In addition to wagon races, on each of the three days there is a free-for-all stampede called the Snowy River Race, in which riders on horseback—many mounted on racing thoroughbreds—career down a steep hillside and then splash through the South Fork of the Little Red River, re-creating the climactic scene of a 1982 movie, The Man from Snowy River.
The wagon races themselves are split into five divisions: pony mules, ponies, big mules, the Oklahoma Land Rush—which re-creates a historic American event—and the Classic, featuring authentic wooden-wheeled wagons pulled by two-horse teams. Wagons in the smaller divisions are typically constructed of welded steel, with steel-belted radial tires. In the Classic race, generally considered the highlight of the weekend, all wagons must fit certain construction requirements and carry a wooden water barrel, a toolbox, a lantern, a skillet and a coffeepot.
Races are run in four-wagon heats, with all wagons racing on all three days. The best time out of the three days in each division wins. All events except the Oklahoma Land Rush and the Snowy River Race follow the same half-mile course, which circles a barrel, follows a straightaway of about 100 yards, circles left at a specified walnut tree to follow a marked course, then comes back down a backstretch of about 50 yards to end at the same walnut tree. Small, light teams can circle the course in less than 50 seconds, but the Classic wagons—which weigh 1,000 pounds or more—seldom make it in under a minute.

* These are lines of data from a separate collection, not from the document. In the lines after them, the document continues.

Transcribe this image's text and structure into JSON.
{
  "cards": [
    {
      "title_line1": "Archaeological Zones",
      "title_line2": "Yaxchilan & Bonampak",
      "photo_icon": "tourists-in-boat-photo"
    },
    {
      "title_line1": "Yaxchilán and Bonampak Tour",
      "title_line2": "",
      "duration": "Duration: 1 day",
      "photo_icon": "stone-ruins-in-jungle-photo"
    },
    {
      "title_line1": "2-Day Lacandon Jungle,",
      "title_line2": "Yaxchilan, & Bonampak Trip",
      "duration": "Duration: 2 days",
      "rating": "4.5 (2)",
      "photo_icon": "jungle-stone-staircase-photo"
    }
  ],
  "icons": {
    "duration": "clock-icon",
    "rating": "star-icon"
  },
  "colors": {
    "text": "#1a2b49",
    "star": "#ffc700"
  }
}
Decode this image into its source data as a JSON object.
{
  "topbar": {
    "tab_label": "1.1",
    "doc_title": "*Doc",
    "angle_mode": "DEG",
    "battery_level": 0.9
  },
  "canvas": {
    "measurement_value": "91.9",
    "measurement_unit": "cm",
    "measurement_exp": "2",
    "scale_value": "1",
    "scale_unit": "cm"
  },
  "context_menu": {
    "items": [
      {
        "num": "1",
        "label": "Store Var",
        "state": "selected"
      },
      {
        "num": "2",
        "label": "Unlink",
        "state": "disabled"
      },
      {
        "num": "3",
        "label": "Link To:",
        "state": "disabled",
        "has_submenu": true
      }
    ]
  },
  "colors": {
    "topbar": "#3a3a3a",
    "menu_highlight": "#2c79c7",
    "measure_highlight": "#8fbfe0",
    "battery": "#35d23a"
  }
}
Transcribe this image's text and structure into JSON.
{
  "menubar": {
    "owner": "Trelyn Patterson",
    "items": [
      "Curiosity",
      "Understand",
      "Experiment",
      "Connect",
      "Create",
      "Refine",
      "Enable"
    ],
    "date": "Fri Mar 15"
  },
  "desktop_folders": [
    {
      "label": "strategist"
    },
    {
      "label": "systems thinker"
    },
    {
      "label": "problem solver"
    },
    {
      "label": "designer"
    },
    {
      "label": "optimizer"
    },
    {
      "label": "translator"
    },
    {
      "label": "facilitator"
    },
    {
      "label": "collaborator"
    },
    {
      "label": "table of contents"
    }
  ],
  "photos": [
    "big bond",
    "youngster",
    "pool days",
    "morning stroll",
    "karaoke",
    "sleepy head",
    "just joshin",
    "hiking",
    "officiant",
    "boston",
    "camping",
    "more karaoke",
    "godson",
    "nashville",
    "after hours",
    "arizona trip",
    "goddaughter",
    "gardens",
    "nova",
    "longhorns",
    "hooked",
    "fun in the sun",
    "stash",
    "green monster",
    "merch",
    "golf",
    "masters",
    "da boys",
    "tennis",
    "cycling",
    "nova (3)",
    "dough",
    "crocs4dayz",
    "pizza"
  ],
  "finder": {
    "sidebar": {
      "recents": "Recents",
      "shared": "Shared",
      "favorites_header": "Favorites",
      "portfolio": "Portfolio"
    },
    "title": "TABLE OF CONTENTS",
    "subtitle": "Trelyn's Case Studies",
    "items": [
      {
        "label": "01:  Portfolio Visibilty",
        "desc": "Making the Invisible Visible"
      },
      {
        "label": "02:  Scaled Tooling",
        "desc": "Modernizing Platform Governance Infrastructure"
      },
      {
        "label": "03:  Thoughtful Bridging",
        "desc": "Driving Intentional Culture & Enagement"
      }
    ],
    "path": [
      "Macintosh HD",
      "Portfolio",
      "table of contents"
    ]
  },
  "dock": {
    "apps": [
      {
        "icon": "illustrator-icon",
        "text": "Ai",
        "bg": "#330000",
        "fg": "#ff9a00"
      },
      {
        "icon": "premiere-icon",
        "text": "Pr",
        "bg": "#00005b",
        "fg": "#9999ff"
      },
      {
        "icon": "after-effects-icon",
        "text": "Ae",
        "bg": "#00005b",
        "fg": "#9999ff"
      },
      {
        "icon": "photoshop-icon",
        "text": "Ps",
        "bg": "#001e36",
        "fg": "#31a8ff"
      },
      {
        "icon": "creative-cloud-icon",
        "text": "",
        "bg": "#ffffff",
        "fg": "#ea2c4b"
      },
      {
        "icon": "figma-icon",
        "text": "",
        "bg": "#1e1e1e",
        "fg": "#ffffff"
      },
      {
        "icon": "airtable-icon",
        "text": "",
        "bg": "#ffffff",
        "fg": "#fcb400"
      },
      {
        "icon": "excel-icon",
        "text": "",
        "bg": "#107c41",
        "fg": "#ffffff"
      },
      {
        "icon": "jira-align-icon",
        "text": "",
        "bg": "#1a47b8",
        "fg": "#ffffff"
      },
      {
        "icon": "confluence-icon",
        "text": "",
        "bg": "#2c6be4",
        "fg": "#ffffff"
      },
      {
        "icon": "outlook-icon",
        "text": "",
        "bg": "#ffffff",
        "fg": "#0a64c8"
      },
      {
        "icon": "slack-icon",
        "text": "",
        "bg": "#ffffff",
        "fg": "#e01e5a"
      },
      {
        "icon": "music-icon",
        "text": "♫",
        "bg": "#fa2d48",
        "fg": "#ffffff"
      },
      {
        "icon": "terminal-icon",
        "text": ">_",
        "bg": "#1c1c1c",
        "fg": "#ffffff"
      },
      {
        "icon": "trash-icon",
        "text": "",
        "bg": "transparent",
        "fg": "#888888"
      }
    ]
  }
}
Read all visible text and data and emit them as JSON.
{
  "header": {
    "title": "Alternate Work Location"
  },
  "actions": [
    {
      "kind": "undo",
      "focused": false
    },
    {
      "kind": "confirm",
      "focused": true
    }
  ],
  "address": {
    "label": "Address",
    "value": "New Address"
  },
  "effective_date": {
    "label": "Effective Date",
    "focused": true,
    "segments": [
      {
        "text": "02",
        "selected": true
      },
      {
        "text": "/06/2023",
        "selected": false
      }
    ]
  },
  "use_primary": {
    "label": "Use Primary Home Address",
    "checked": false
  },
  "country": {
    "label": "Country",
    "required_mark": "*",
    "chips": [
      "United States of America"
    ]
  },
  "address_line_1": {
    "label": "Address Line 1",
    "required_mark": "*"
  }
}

A chuckwagon team consists of three members: the driver, the cook and the outrider. The driver's job is pretty much what you would expect; the duties of the other two members aren't so obvious.
Before the gun goes off, the cook must load the "tent" (usually a roll of canvas), jump in beside the driver and help yell at the horses. He or she also keeps an eye on the competition and on the team's outrider during the race.
The outrider may have the most difficult job of all. At the start, he or she flings a "stove"—usually a black tin or cardboard box—into the wagon bed. As the wagon pulls out, the outrider must mount a horse, round a barrel, and catch and pass the wagon before it crosses the finish line or the team is disqualified.
By the start of the final day of the Ninth Annual National Championship, three Arkansas teams were tied for first place in the Classic division at 58 seconds even: the Bar X, from Atkins; the Fourche Mountain Rough Riders, from Plainview; and a team called simply the Cowboys, from Grapevine. "The competition's really tough this year." complained Todd Carter, the Rough Riders' driver, 30 minutes before the start of the Classic heats, "I think this is the closest it's ever been. Everybody's putting a lot of money and energy into getting that belt buckle."
The competition was tough indeed. Fighting for the advantage heading into the first curve of the sixth race, the wagon operated by a team called the County Line Bunch rolled. The wooden box separated from the chassis and flipped, breaking driver David French's pelvis in four places.
In another heat a team of horses became tangled in each other's traces and skidded 40 feet, digging a dirt trench that looked like a plane-crash site. Miraculously, the horses stood unhurt after their harnesses were cut from them.